Alicja Siekierska
·2 min read

Irini Mikhael was at the top of her field in 2008, working as a chemical engineer on the global team at a multinational gas company, when she decided to quit her job.

Then 25-years-old, Mikhael was pregnant, and quickly discovered that finding the right daycare for her growing family was a struggle. So she decided to engineer her own solution.

"I turned to my husband and said, 'Halim, guess what? We're going to buy a property and build a day care'," Mikhael recalled. She had made that declaration on a Sunday morning.

"By Monday afternoon I had found a property in Richmond Hill, Ont. and put in an offer. We knew how to build, how to design, and (I decided) I'm going to take my mat leave and I'm going to put everything I have into creating this beautiful building."

She opened Lullaboo Nursery and Childcare Centre to the public later that year and never went back to engineering. Today, Mikhael is the chief operating officer at Lullaboo, which has nine locations scattered across the Greater Toronto Area (GTA) and construction is underway at several additional spots.
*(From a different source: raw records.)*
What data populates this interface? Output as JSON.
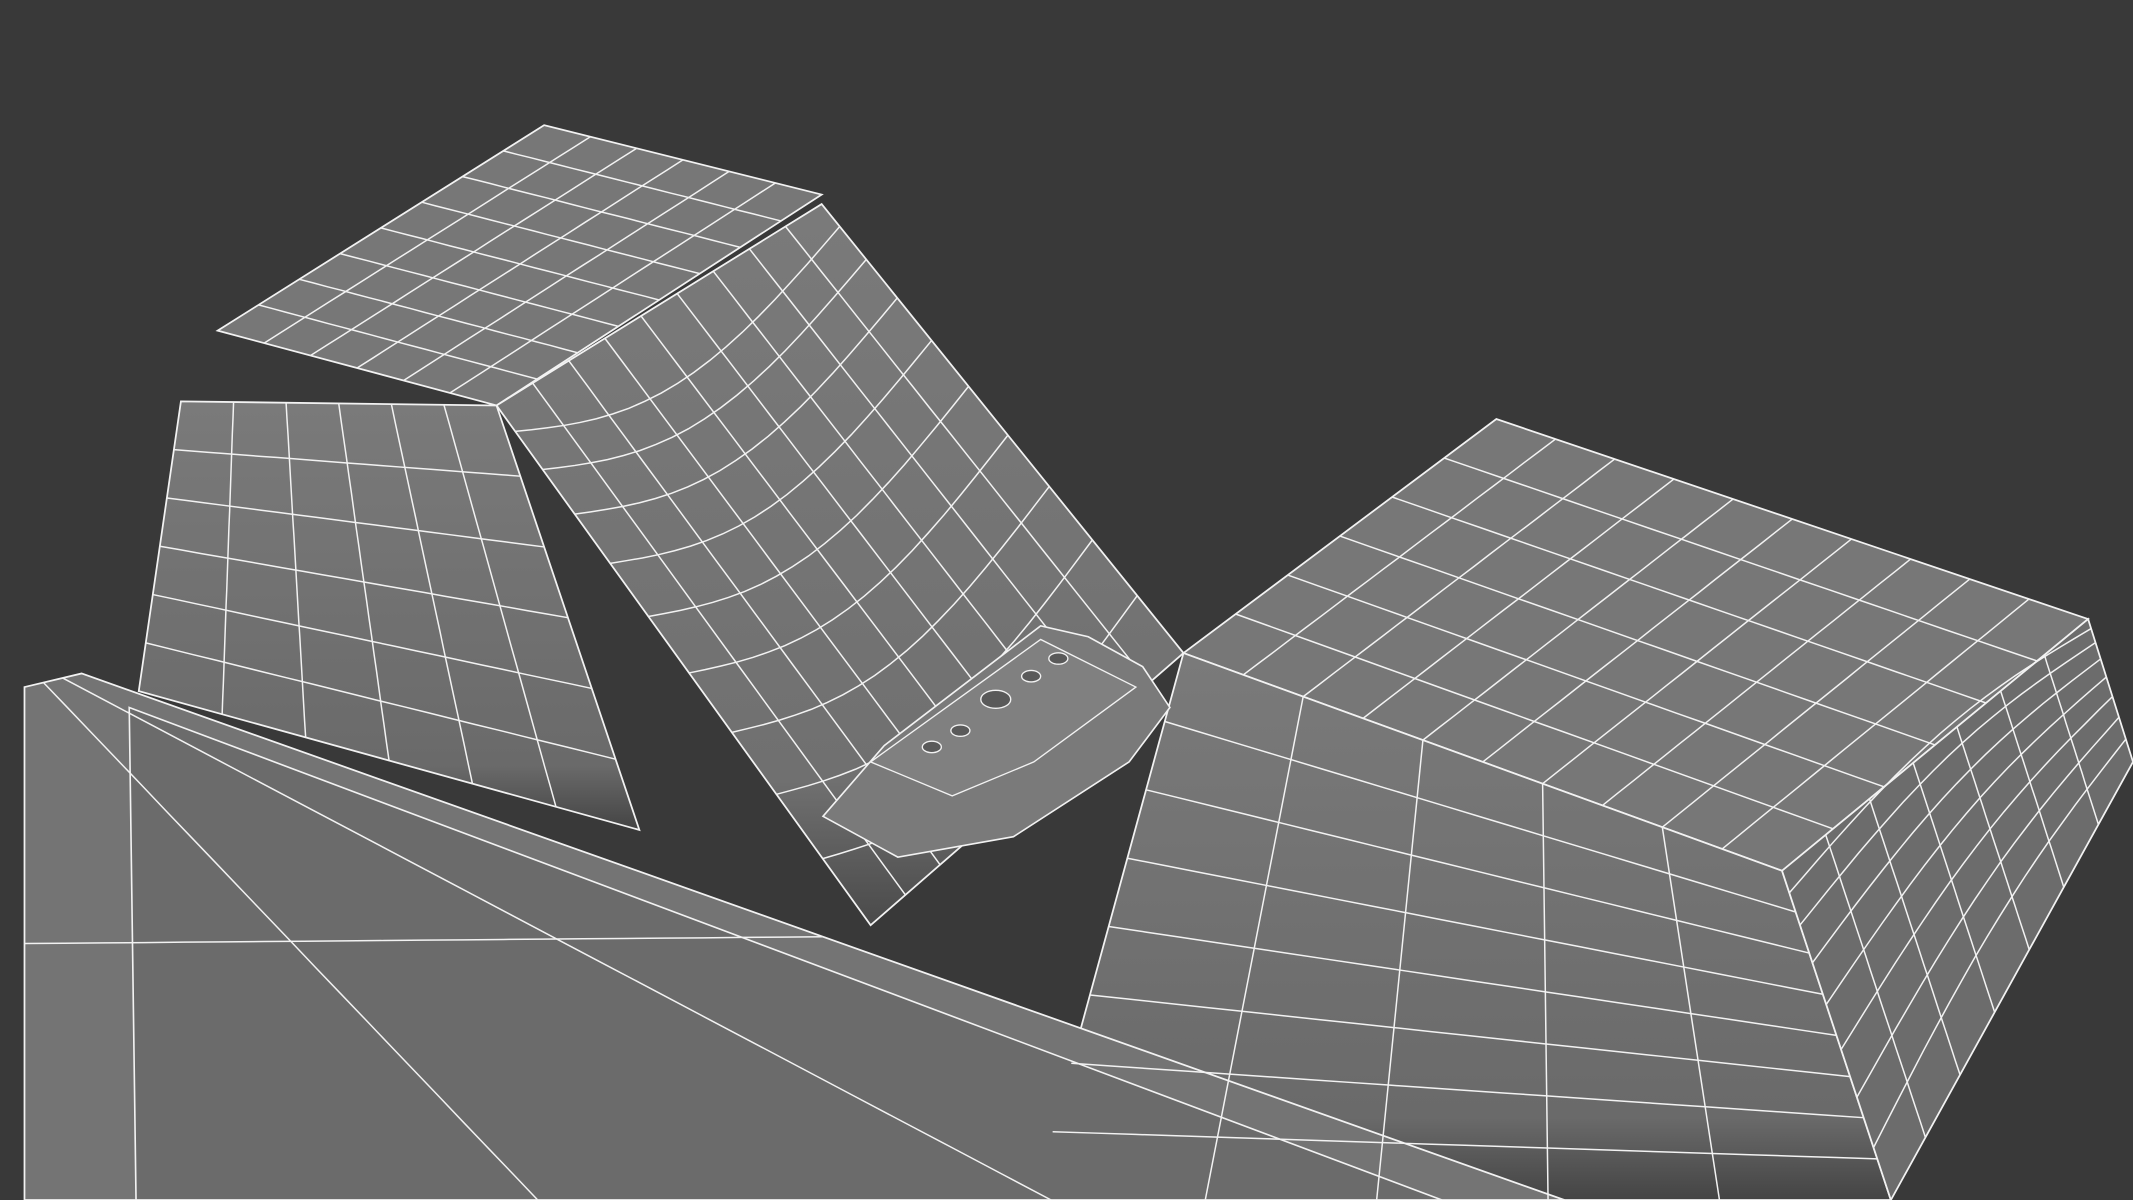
{
  "scene": {
    "subject": "wireframe-model",
    "colors": {
      "background": "#393939",
      "surface": "#777777",
      "surface_dark": "#5a5a5a",
      "wire": "#f2f2f2"
    }
  }
}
Mikhael's career path was an unconventional one that featured many unique challenges. While she had the engineering background that helped with constructing a building from the ground up, she had no experience when it came to operating a daycare.

"As I was building these centres, a lot of the time I found myself in conversations with my employees and I didn't understand really how (children) were taught, what is important in child development, what are the stages we need to go through," she said. A perennial student, Mikhael decided to go back to school to get her Early Childhood Education certificate.

"It actually opened my eyes to so many things."

Mikhael hopes her story will encourage other aspiring entrepreneurs to pursue their career goals – even if it's vastly different from what they expect.

"I've been there, where people have said, 'You can't do it. What are you doing leaving a good, comfortable, global engineering job?' You sometimes have to listen to your inner voice and just do it," she said.